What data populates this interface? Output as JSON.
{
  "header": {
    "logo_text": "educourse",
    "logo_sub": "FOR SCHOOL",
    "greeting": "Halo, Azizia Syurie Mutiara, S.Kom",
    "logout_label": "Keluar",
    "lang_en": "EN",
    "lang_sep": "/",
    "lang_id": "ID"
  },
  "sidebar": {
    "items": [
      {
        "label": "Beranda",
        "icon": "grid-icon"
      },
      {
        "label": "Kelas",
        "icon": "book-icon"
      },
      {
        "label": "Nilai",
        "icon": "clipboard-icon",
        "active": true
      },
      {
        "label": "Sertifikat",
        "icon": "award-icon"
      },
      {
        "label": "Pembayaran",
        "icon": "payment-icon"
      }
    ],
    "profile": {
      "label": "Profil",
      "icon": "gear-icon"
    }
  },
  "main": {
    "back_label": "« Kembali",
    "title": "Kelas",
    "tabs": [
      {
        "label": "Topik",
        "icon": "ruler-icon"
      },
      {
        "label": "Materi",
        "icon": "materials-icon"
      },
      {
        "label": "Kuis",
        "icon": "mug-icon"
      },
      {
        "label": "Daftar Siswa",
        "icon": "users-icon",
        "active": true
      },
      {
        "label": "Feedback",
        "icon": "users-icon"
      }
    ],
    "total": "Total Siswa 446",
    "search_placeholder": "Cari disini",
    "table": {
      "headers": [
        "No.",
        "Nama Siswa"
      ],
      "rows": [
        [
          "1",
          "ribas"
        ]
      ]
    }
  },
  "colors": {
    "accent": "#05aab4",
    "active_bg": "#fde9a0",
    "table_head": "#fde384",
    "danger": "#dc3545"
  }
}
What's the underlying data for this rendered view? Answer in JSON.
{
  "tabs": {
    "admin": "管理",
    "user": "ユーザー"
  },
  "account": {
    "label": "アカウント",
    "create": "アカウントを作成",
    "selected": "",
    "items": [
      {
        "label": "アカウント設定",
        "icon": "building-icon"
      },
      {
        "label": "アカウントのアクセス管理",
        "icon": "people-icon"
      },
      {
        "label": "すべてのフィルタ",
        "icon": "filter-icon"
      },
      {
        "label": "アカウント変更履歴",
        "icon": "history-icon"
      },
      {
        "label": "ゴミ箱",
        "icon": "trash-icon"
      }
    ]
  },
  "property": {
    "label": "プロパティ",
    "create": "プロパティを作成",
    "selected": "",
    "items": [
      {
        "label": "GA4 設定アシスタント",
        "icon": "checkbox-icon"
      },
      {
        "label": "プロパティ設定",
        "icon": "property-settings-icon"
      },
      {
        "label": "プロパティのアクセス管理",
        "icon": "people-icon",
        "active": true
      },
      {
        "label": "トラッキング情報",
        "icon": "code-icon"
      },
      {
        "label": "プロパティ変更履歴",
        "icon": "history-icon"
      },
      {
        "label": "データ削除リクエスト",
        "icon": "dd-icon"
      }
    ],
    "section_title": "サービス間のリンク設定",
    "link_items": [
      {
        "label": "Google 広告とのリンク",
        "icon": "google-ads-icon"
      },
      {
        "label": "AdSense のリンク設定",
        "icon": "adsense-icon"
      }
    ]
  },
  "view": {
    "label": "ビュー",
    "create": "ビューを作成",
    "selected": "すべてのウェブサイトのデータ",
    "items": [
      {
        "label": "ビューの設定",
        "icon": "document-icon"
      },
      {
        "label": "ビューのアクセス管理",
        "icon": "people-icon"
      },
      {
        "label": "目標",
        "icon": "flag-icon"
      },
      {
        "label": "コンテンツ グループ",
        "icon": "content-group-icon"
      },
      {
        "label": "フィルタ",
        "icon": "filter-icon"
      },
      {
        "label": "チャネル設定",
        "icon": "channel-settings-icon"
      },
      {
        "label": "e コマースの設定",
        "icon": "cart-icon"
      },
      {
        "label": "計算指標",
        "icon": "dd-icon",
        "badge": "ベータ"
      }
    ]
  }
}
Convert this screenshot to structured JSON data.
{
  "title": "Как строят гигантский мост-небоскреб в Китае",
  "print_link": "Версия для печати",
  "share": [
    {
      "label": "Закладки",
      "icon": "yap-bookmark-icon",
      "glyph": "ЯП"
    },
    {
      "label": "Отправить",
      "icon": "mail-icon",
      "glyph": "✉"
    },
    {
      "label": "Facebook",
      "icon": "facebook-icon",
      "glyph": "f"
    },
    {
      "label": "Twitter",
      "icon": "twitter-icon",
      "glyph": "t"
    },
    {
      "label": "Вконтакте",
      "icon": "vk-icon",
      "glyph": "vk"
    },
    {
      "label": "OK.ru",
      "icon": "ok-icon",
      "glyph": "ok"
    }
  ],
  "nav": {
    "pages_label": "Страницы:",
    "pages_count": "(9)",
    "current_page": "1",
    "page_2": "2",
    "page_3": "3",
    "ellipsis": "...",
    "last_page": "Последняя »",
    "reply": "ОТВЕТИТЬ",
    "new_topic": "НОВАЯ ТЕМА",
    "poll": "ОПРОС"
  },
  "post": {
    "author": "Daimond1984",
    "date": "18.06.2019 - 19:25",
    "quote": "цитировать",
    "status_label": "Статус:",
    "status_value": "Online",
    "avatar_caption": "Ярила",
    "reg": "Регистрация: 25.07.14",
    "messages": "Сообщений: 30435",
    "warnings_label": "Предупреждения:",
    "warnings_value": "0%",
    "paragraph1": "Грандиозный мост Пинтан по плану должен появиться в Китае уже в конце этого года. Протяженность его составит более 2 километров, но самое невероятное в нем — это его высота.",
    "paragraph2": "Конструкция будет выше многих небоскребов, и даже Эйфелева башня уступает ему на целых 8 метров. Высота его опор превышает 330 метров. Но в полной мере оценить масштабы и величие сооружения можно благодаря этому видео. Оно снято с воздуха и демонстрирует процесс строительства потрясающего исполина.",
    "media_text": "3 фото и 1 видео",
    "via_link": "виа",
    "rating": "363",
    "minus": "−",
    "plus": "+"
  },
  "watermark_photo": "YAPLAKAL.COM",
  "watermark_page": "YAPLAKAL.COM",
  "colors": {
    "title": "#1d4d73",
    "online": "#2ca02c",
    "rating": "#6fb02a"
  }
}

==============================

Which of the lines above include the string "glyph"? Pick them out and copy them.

• [Result for this exercise]:
      "glyph": "ЯП"
      "glyph": "✉"
      "glyph": "f"
      "glyph": "t"
      "glyph": "vk"
      "glyph": "ok"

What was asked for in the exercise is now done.